BF: Fighters that are coming up through the ranks now are experiencing a different MMA landscape than you did. There are more opportunities now, more money, more visibility. While the benefits of better pay and more visibility of the sport are obvious do you think there are any drawbacks to coming up in today’s MMA scene compared to the scene you came up in?
AC: I wouldn’t call it a drawback, but I will say that the fighters of today have an easier road then those who started even 10 years ago. Another problem I see is that with the advent of The Ultimate Fighter show and MMA being on regular TV, young people think that there is a lot of money involved in the sport and that they can take an easy road to success.
I can assure everyone, nothing comes easy in this sport and you better be in it for the right reasons. This sport can chew you up and spit you out rather quickly. I will always say this – this is a very honest and honorable sport at its core. You will find out rather quickly what kind of person you are.

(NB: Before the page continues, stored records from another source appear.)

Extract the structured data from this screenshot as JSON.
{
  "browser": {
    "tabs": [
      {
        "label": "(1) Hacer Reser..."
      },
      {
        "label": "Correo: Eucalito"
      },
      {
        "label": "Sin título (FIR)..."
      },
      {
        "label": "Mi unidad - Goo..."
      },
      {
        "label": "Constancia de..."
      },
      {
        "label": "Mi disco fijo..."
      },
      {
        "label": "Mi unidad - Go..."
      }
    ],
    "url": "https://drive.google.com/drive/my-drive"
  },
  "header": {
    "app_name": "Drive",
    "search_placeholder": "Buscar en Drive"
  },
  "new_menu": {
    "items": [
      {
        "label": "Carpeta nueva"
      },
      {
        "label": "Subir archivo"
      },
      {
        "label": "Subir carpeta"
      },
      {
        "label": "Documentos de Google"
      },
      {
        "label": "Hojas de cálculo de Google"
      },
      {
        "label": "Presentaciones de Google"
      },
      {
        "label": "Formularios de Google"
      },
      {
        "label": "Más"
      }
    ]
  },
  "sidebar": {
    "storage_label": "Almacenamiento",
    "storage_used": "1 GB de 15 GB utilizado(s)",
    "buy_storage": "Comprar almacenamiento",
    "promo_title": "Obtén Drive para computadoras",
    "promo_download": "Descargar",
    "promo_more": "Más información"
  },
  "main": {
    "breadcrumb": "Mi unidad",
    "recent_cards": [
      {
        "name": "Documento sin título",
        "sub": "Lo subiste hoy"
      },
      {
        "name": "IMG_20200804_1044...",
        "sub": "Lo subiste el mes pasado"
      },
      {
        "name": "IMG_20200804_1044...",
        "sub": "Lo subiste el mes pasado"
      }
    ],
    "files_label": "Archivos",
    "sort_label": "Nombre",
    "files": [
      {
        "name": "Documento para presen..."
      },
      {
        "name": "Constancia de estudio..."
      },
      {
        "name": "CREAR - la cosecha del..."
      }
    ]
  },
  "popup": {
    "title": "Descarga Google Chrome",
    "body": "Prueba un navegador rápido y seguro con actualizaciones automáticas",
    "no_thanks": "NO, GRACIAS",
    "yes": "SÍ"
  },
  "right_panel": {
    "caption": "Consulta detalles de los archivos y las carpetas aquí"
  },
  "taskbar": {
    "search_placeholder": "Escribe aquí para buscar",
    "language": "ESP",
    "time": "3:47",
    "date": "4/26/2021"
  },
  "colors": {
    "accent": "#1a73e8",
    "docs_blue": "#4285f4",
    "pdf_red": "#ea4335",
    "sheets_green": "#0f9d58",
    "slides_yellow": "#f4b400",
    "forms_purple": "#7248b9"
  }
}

BF: Now for fun stuff – Star Wars or Star Trek?
AC: Neither (laughs). Not a fan of (either) series actually. Sorry.
BF: Ninja Turtles or Thunder Cats?
AC: Ninja Turtles. I like Thunder Cats, but always thought that ninjas were just plain cooler. I still have some of the old Ninja Turtles figures kicking around in my garage.
BF: A lion and a shark fight in two feet of water. Who wins?
AC: The lion with his reflexes, quickness and sharp claws and chomping jaws has the edge.
BF: You’re a known coffee junkie… Starbucks, Tim Hortons or other?
AC: I like Tim Hortons, but feel their coffee has gone a little downhill in the last little while. Right now, I enjoy coffee from a place called Coffee Culture. They make a fine cup of coffee.
BF: Favorite 80’s martial arts movie
AC: BloodSport. That was one movie I watched constantly when I was younger. I always hoped that competitions like that would one day exist and not be “underground.” Low and behold, the Gracies came along and created the Ultimate Fighting Championship for the world to watch.
BF: Best 8-bit video game?
AC: Tough one to answer. There are so many classics from the 8-bit era. I would say either Super Mario Brothers 3 or Mike Tyson’s Punch Out! I spent a lot of my youth playing those games. I still manage to occasionally get some play time with both of those ones. Timeless!